I now welcome art in all its forms, especially film. Film captures the imagination in a way that nothing else can. It combines the visual aesthetics of art with the aural aesthetics of music and the intellectual aesthetics of books. Yet it captures every bit of emotion found in each element. My favorite movies are ones that get all your senses going, movies like Citizen Kane, beautiful works of art; or movies like Dark City, or Being John Malkovich that get your mind going and keep you thinking long after you leave the theater.

The first dream I ever dreamed in my life was to become a writer. Created in my earliest days in the far away land of Indonesia, this dream resulted from a teacher that left me free to dream and to record these dreams on paper. This dream quickly faded though, as other teachers erected walls around my creativity and imagination. Books and art tore down these walls and gave me desire to write once again and with the help of Bradbury, I now know how to keep these walls down, never to encage my mind again.

I don’t write as much as I should. Writing is directly related to my happiness. It’s the only way I know how to truly express myself. To know my writing is to know me. The more I read, the more I desire to write and it was Bradbury that first instilled that drive in me. Whenever I find myself in a funk, I pull out one of his short stories and before long, I’m writing my way out of the funk.
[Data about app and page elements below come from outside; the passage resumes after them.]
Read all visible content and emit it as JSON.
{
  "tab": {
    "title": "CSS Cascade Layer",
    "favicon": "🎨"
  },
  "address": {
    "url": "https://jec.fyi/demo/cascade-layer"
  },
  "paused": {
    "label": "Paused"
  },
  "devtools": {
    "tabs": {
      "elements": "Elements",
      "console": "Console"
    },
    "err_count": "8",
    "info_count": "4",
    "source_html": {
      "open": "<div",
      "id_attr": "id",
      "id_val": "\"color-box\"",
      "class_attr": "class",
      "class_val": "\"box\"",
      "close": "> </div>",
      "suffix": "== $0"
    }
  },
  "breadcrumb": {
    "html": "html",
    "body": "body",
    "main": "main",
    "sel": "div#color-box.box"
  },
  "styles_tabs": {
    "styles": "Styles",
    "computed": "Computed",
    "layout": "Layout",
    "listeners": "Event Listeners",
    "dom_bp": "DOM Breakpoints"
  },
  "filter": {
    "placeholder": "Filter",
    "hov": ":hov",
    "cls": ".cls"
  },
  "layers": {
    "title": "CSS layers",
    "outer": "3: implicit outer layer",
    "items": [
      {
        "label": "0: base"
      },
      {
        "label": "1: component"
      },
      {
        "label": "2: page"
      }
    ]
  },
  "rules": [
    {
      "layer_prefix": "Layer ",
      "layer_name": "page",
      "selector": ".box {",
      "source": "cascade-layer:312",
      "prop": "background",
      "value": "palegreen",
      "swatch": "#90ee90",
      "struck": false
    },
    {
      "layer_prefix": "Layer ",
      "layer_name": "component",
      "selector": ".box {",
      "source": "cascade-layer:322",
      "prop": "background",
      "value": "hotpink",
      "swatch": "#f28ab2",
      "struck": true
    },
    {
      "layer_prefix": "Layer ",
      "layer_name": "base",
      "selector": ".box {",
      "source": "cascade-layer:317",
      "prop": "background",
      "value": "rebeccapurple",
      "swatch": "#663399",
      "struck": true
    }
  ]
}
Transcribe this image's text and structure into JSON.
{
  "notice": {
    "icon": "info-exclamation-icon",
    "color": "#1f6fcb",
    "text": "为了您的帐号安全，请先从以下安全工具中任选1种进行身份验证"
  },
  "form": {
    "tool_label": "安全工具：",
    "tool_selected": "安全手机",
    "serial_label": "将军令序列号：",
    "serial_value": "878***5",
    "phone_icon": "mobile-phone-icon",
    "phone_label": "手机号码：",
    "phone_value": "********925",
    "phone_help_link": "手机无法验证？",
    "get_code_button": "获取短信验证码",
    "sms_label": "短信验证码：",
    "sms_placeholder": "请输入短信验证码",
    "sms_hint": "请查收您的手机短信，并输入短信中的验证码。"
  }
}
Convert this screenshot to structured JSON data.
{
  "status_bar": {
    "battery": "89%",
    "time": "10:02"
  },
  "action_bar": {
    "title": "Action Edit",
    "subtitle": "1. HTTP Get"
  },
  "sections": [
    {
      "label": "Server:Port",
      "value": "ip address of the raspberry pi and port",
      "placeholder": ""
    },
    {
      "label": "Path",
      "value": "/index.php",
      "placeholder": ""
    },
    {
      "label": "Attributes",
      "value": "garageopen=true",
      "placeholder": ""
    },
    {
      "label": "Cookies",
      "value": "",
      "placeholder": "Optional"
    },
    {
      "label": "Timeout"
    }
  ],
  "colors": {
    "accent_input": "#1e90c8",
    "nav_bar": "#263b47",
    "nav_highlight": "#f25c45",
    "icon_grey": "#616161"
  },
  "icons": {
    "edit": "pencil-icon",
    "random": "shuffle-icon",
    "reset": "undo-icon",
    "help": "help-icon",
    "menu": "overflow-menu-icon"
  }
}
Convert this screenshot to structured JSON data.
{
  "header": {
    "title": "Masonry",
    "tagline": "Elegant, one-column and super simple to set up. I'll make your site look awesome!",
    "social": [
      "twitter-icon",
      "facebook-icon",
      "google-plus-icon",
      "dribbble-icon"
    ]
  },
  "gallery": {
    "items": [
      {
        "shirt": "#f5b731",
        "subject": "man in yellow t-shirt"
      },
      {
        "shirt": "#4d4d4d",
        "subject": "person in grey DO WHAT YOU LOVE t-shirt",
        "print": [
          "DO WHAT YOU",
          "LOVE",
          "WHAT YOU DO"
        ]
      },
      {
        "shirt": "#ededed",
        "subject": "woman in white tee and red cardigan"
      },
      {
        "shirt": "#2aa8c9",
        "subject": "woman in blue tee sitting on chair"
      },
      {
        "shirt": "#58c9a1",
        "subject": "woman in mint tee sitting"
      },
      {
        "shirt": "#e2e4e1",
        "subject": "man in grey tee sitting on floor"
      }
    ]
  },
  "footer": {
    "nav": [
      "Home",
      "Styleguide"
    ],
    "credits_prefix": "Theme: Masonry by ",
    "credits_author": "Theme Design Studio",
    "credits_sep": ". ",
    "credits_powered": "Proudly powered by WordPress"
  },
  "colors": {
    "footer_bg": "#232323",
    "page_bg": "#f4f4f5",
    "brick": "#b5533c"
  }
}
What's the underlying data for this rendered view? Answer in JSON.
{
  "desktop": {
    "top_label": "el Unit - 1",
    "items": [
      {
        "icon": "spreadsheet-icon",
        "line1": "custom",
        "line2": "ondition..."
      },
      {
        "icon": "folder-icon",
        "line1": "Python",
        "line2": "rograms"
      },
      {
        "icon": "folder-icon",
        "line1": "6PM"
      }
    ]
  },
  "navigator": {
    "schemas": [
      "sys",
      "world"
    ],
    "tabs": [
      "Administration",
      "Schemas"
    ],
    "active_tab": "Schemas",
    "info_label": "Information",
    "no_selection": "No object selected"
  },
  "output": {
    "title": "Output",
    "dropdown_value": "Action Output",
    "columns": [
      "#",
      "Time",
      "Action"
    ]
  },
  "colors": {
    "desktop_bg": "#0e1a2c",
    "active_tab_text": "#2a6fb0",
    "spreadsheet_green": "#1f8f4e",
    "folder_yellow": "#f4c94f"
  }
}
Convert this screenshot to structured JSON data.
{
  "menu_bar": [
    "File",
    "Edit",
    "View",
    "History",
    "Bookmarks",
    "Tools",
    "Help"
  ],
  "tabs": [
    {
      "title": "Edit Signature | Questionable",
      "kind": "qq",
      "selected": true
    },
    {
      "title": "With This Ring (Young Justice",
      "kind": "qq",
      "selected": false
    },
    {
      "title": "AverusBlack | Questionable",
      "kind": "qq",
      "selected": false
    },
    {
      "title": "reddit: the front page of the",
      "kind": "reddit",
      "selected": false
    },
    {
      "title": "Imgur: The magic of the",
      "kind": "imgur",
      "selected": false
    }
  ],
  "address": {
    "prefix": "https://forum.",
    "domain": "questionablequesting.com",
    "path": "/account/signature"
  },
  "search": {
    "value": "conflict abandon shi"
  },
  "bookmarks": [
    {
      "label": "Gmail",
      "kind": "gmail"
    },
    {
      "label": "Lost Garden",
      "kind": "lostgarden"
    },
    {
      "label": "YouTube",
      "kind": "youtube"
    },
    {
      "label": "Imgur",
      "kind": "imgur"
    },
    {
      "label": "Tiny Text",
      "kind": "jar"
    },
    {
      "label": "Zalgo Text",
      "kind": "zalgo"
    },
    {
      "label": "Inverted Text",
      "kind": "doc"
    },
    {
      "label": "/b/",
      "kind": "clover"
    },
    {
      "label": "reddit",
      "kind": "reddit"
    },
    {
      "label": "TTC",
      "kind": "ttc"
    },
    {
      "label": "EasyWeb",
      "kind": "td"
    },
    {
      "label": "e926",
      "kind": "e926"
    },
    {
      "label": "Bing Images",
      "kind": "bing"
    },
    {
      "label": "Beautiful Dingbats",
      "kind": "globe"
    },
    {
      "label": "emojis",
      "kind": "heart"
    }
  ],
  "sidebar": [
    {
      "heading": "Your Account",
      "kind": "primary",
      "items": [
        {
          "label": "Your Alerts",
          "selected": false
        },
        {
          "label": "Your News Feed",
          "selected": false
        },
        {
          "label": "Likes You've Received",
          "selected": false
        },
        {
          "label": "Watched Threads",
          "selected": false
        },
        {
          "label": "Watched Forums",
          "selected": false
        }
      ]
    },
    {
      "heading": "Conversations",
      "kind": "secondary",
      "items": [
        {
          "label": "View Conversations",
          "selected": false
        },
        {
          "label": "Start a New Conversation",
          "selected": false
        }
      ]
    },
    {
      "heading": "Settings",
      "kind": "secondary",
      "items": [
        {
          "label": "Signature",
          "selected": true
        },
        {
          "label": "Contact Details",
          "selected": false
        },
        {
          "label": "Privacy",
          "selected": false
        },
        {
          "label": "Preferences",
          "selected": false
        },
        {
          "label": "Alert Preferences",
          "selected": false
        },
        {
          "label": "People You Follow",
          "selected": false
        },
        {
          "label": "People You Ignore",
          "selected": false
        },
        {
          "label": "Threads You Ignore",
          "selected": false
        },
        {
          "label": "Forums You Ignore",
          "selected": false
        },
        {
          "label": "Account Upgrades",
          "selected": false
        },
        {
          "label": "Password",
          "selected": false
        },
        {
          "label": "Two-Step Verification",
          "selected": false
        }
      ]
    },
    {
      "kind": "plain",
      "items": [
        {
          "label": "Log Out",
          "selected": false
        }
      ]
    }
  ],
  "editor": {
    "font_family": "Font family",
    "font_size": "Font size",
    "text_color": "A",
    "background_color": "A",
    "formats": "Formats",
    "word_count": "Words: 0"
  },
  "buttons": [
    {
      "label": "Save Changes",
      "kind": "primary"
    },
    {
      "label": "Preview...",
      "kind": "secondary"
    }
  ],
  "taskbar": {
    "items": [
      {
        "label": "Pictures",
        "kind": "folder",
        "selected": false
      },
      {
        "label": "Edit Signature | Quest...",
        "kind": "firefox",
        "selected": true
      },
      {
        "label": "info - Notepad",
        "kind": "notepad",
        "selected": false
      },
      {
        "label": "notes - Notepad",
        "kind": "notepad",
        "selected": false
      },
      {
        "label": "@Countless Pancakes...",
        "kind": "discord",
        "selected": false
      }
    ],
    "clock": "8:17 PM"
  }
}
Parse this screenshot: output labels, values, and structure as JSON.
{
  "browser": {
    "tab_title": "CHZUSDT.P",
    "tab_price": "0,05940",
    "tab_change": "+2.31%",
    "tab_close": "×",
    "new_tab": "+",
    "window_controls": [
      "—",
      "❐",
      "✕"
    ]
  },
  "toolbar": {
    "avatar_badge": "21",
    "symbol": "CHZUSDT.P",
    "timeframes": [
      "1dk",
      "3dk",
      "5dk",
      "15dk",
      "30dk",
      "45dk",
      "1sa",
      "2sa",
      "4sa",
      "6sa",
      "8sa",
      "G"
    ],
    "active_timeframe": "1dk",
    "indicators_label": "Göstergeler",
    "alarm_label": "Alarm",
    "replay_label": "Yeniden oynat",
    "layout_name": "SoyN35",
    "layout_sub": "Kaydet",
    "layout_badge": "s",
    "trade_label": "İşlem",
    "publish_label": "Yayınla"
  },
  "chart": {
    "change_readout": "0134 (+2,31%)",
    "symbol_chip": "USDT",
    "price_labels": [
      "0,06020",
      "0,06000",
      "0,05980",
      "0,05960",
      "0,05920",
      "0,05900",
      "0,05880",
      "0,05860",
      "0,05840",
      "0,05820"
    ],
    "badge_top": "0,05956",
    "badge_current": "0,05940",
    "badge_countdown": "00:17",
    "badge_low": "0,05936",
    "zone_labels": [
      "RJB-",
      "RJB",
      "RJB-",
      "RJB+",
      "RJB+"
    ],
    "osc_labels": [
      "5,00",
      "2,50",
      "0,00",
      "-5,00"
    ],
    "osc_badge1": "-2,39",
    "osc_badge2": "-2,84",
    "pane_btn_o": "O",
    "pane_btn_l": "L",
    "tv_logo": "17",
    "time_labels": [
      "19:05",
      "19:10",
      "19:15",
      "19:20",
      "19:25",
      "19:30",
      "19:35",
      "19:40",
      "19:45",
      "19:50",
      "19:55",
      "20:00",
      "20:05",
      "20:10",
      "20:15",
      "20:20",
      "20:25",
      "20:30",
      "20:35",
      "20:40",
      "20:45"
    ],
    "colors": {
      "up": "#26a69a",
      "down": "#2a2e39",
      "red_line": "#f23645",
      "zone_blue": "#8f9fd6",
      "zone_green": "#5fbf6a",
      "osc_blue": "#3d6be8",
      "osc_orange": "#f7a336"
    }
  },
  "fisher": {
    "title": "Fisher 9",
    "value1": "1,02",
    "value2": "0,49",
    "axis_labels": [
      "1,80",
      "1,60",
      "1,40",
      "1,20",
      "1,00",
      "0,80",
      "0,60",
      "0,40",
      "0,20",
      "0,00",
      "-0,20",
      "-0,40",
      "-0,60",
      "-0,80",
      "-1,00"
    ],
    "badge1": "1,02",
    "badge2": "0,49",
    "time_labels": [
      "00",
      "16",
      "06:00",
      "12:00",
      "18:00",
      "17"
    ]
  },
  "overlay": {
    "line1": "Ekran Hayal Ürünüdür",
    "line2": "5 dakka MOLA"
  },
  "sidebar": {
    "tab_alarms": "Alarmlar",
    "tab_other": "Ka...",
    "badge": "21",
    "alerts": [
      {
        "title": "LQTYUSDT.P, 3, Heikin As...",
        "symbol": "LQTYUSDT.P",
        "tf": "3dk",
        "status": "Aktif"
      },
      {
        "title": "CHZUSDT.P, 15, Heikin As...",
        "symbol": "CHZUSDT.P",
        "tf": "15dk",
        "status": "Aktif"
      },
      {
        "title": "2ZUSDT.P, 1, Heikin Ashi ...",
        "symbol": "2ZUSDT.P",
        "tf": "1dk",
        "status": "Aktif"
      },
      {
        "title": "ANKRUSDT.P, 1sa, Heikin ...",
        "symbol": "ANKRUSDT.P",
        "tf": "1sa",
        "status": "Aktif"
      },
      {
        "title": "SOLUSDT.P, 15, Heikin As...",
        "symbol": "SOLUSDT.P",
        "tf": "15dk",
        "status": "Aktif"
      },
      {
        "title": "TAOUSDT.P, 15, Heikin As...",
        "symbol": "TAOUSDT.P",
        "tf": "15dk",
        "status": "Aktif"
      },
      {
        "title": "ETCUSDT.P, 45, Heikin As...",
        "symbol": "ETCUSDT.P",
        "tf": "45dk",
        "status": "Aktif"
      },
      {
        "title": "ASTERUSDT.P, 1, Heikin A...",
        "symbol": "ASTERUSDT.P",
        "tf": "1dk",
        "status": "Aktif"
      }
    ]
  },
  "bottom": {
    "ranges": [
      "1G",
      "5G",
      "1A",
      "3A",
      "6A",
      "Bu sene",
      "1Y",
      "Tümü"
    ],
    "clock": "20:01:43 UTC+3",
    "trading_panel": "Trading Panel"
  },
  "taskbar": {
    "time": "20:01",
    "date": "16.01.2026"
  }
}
“You must stay drunk on writing so reality cannot destroy you.”
― Ray BradburyZen in the Art of Writing

Thank you, Mr. Bradbury, for helping me keep the destroyers at bay.